Tucked into a bay on the Sea of Cortez on the eastern coast of the state of Baja California Sur lies the quiet town of Loreto. This town's captivating history, dramatic landscapes, and nearby adventures just waiting to be experienced, beckon visitors to come and explore.
I was invited to visit Loreto and stay at the Villas del Palmar, and I happily accepted. It was my first visit to the region, and having traveled extensively throughout the rest of Mexico I was very anxious to finally get to know Baja California Sur.
As it turns out, getting to Loreto from Oaxaca, where I live, is not easy. It is far simpler for travelers from the U.S. to get there, with several direct flights every week from Los Angeles. Rather than fly a more circuitous route, I flew to Los Angeles and took the weekly Saturday flight on Cal Jet Air. Alaska Airlines also offers direct flights from L.A. to Loreto four days a week, and regional carrier Aero Calafia connects Loreto to Los Cabos and some other Mexican cities.
Rugged Mountains, Serene Water
Approaching Loreto from the air, the aridity and the stark landscape of the Sierra de la Giganta mountain range are striking in its contrast with the blue water of the Sea of Cortez. The islands of Loreto share the same rugged landscape as the peninsula. The land is evidently inhospitable yet remarkably beautiful. The water, in contrast, teems with a rich variety of marine life.
Unlike mainland Mexico, the climate here did not sustain agriculture in ancient times and the original inhabitants were nomadic hunter-gatherers. In 1697 Jesuit priest Jose Maria de Salvatierra arrived with a small group of supporters, bringing with him an image of the Virgin of Loreto, and founded the mission of Nuestra Señora de Loreto Conchó. Loreto became the first capital of the Californias, and the first in a series of over 20 missions which ultimately stretched all the way up to Sonoma in California's wine country.

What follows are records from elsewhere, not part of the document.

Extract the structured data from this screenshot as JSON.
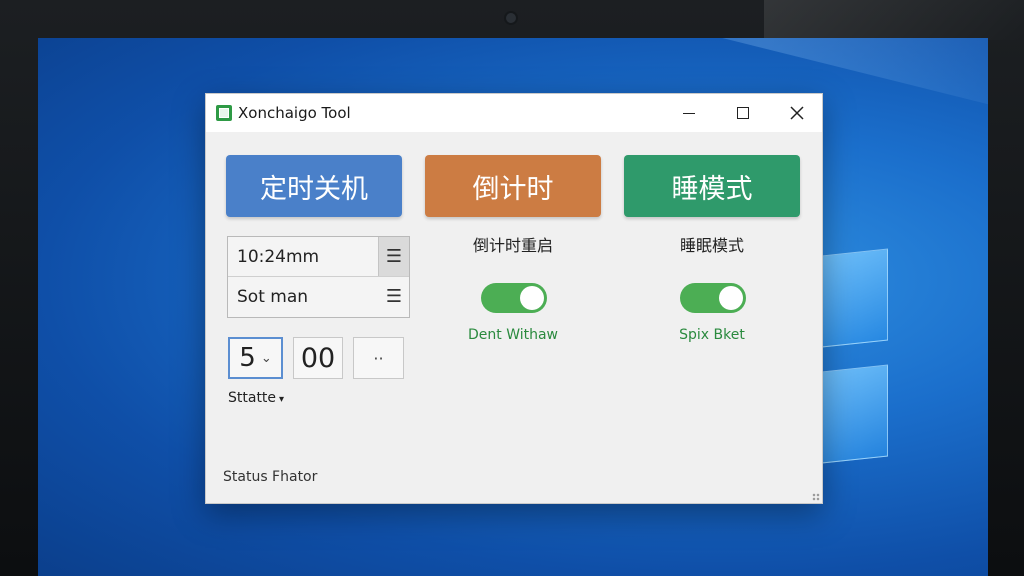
{
  "window": {
    "title": "Xonchaigo Tool",
    "controls": {
      "minimize_icon": "minimize-icon",
      "maximize_icon": "maximize-icon",
      "close_icon": "close-icon"
    }
  },
  "modes": [
    {
      "label": "定时关机",
      "color": "#4a80c9"
    },
    {
      "label": "倒计时",
      "color": "#cc7c43"
    },
    {
      "label": "睡模式",
      "color": "#2f9a6b"
    }
  ],
  "time_list": [
    {
      "text": "10:24mm",
      "icon": "list-icon"
    },
    {
      "text": "Sot man",
      "icon": "list-icon"
    }
  ],
  "spinners": {
    "hours": "5",
    "minutes": "00",
    "more": "··"
  },
  "state_dropdown": {
    "label": "Sttatte"
  },
  "countdown": {
    "caption": "倒计时重启",
    "toggle_on": true,
    "toggle_label": "Dent Withaw"
  },
  "sleep": {
    "caption": "睡眠模式",
    "toggle_on": true,
    "toggle_label": "Spix Bket"
  },
  "status_bar": {
    "text": "Status Fhator"
  },
  "colors": {
    "toggle_on": "#4cae54",
    "toggle_label": "#2a8a3e",
    "focus": "#5b8ed1"
  }
}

Quiet Seaside Village
On a Sunday afternoon, the town of Loreto is quiet, almost sleepy. The stone-paved streets, church, and mission museum are practically deserted, but it's a good time to explore the tranquil town square, and visit the church, which dates to the 1740s. It contains the image of the Virgin of Loreto, a beautiful altarpiece with gold leaf, and historical paintings. A stop at the mission museum provides greater insight into the history of the area. Afterwards, a stroll through the nearby shops to purchase arts and crafts and varied souvenirs is a great way to top off the day.
As afternoon turns to evening, the mood picks up, and the spirit at Domingo's, a local restaurant, is positively lively. As you enter the bar at the front of the restaurant, your eyes take a few minutes to adjust to the dark, wood-paneled interior, but continue through to the back and you will find a leafy, sun-dappled courtyard with long wooden tables. Domingo's offers steak and sea food specialties, but the chef is happy to whip up some chiles rellenos de queso (cheese-stuffed chiles) for vegetarian clientele.

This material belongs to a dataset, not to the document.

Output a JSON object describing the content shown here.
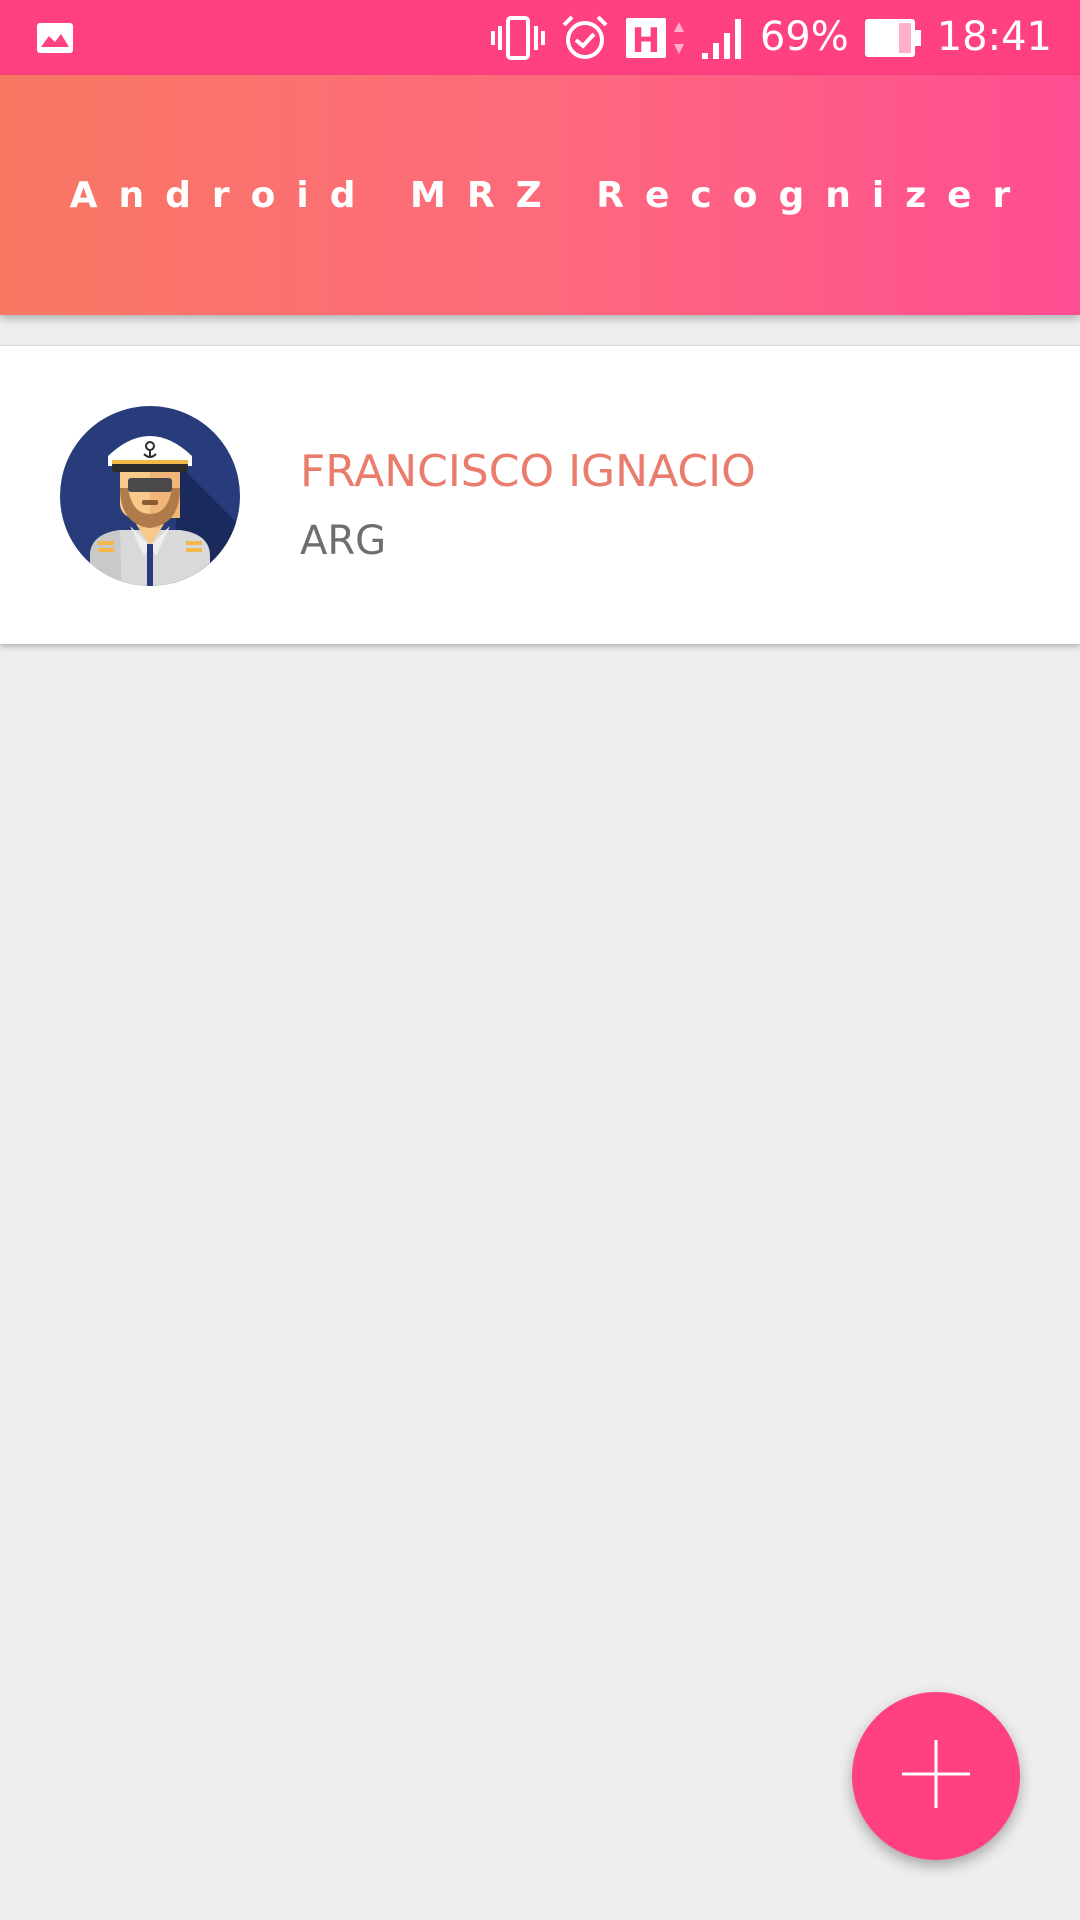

Adventures on Land and Water
Five islands sit in the Sea of Cortez off of Loreto's coast: Coronado, Carmen, Danzante, Montserrat, and Santa Catalina. Explore the clear waters, coves, and lagoons surrounding them on a boating, snorkeling or kayaking adventure. You're likely to spot sea lions, dolphins, and the occasional blue whale, as well as a wide variety of bird species. Underwater, snorkelers and divers can observe a wonderful array of colorful fish and sea life. The islands are within the protected area of the Loreto Bay National Marine Park, declared in 1997 to ensure the preservation of these natural treasures.
A visit to the mission of San Francisco, Javier de Biaundo, makes for a great day trip. It's a 38 km drive into the mountains, but a stop along the way to have a look at some pre-historic rock paintings breaks up the drive. The Jesuits founded this mission in 1699 and built the church between 1744 and 1758. This is the most well-preserved mission in Baja California and has three baroque altarpieces. The tiny village is set in a mountain oasis and still uses gravity-fed irrigation. After visiting the church, take a walk out to the olive orchard where you can see the oldest olive tree in southern Baja.
I found Loreto's charming small town feel, dramatic natural setting, and fascinating history enchanting. I hope I will have the chance to return and explore more of Baja California Sur before too long.